1. Aug 12, 2010

### Alexx1

I have to find: $$\int_{0}^{2\pi}\sqrt{t^2+2} dt$$

I found that $$\int \sqrt{t^2+2} dt = \frac{t\sqrt{t^2+2}}{2} - arcsin(\frac{t}{\sqrt{2}}) + c$$

But when I fill in $$2\pi$$ I get: $$\frac{2\pi \sqrt{4\pi ^2+2}}{2}- arcsin(\frac{2\pi }{\sqrt{2}})$$

but $$arcsin(\frac{2\pi }{\sqrt{2}})$$ doesn't exist..

Have I done something wrong?

2. Aug 12, 2010

### arildno

Well, you found wrongly!

We have:
$$\int\sqrt{t^{2}+a^{2}}dt=a\int\sqrt{1+(\frac{t}{a})^{2}}dt$$.

Use the substitution:
$$\frac{t}{a}=sinh(u)$$, sinh being the hyperbolic sine, rather than the trigonometric sine.
(Using the identity: $$cosh^{2}(u)-sinh^{2}(u)=1$$
We then get:
$$dt=acosh(u)du$$

$$a^{2}\int{cosh^{2}(u)}du$$
This is easily integrated:
$$I=\int{cosh^{2}(u)}du=sinh(u)cosh(u)-\int{sinh^{2}(u)du=sinh(u)cosh(u)-\int{cosh^{2}(u)-1}du$$
That is:
$$2I=u+sinh(u)cosh(u)$$
or:
$$I=\frac{u}{2}+\frac{sinh(u)\sqrt{sinh^{2}(u)+1}}{2}$$

Now, you can readily re-substitute for t/a=sinh(u), gaining:
$$\frac{a^{2}}{2}sinh^{-1}(\frac{t}{a})+\frac{t\sqrt{t^{2}+a^{2}}}{2}$$

Last edited: Aug 12, 2010
3. Aug 12, 2010

### Alexx1

Thanks!
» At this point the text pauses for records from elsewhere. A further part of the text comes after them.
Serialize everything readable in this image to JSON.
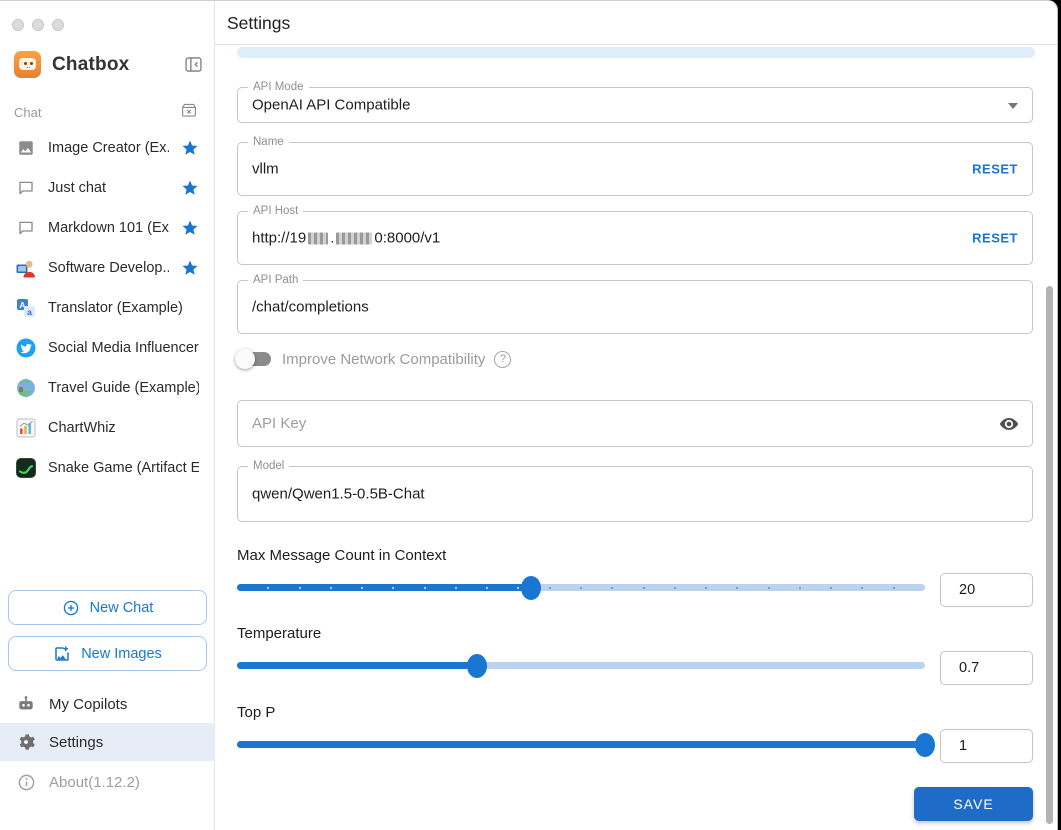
{
  "sidebar": {
    "app_title": "Chatbox",
    "section_label": "Chat",
    "items": [
      {
        "label": "Image Creator (Ex...",
        "icon": "image-icon",
        "starred": true
      },
      {
        "label": "Just chat",
        "icon": "chat-bubble-icon",
        "starred": true
      },
      {
        "label": "Markdown 101 (Ex...",
        "icon": "chat-bubble-icon",
        "starred": true
      },
      {
        "label": "Software Develop...",
        "icon": "developer-avatar-icon",
        "starred": true
      },
      {
        "label": "Translator (Example)",
        "icon": "translator-icon",
        "starred": false
      },
      {
        "label": "Social Media Influencer ...",
        "icon": "twitter-bird-icon",
        "starred": false
      },
      {
        "label": "Travel Guide (Example)",
        "icon": "globe-icon",
        "starred": false
      },
      {
        "label": "ChartWhiz",
        "icon": "chart-icon",
        "starred": false
      },
      {
        "label": "Snake Game (Artifact E...",
        "icon": "snake-game-icon",
        "starred": false
      }
    ],
    "new_chat_label": "New Chat",
    "new_images_label": "New Images",
    "my_copilots_label": "My Copilots",
    "settings_label": "Settings",
    "about_label": "About(1.12.2)"
  },
  "header": {
    "title": "Settings"
  },
  "form": {
    "api_mode": {
      "label": "API Mode",
      "value": "OpenAI API Compatible"
    },
    "name": {
      "label": "Name",
      "value": "vllm",
      "reset_label": "RESET"
    },
    "api_host": {
      "label": "API Host",
      "value_prefix": "http://19",
      "value_mid": ".",
      "value_suffix": "0:8000/v1",
      "redacted": true,
      "reset_label": "RESET"
    },
    "api_path": {
      "label": "API Path",
      "value": "/chat/completions"
    },
    "network_toggle": {
      "label": "Improve Network Compatibility",
      "enabled": false
    },
    "api_key": {
      "placeholder": "API Key"
    },
    "model": {
      "label": "Model",
      "value": "qwen/Qwen1.5-0.5B-Chat"
    },
    "sliders": [
      {
        "label": "Max Message Count in Context",
        "value": "20",
        "percent": 42.7,
        "marks": true
      },
      {
        "label": "Temperature",
        "value": "0.7",
        "percent": 34.9,
        "marks": false
      },
      {
        "label": "Top P",
        "value": "1",
        "percent": 100,
        "marks": false
      }
    ],
    "save_label": "SAVE"
  },
  "colors": {
    "accent": "#1976d2",
    "save_button": "#1e6cc7",
    "star": "#1976d2",
    "selected_row_bg": "#e7edf7",
    "alert_strip_bg": "#ddeef9",
    "slider_track": "#b9d2ee",
    "switch_track": "#8b8b8b"
  }
}
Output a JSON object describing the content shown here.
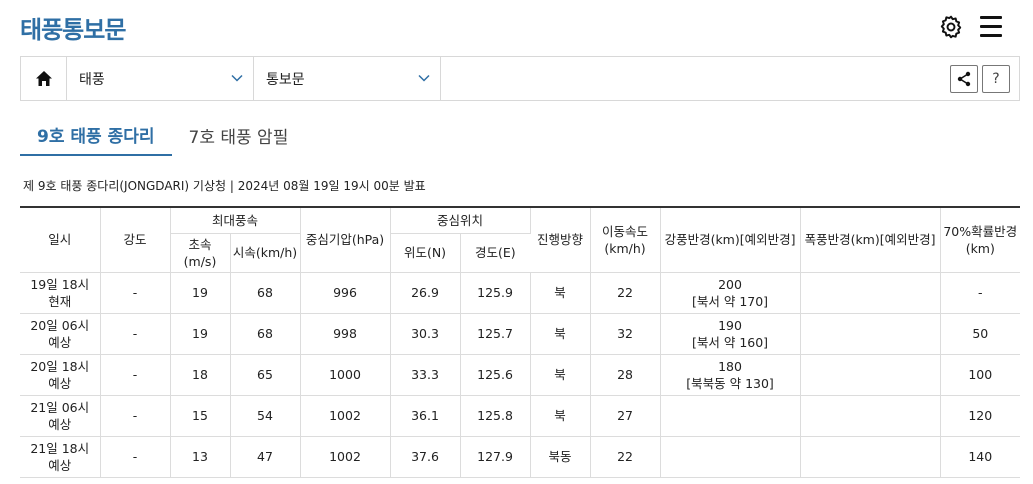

Now I found it!

4. Aug 12, 2010

### arildno

I made a sign error in the last square root expression, that has been fixed.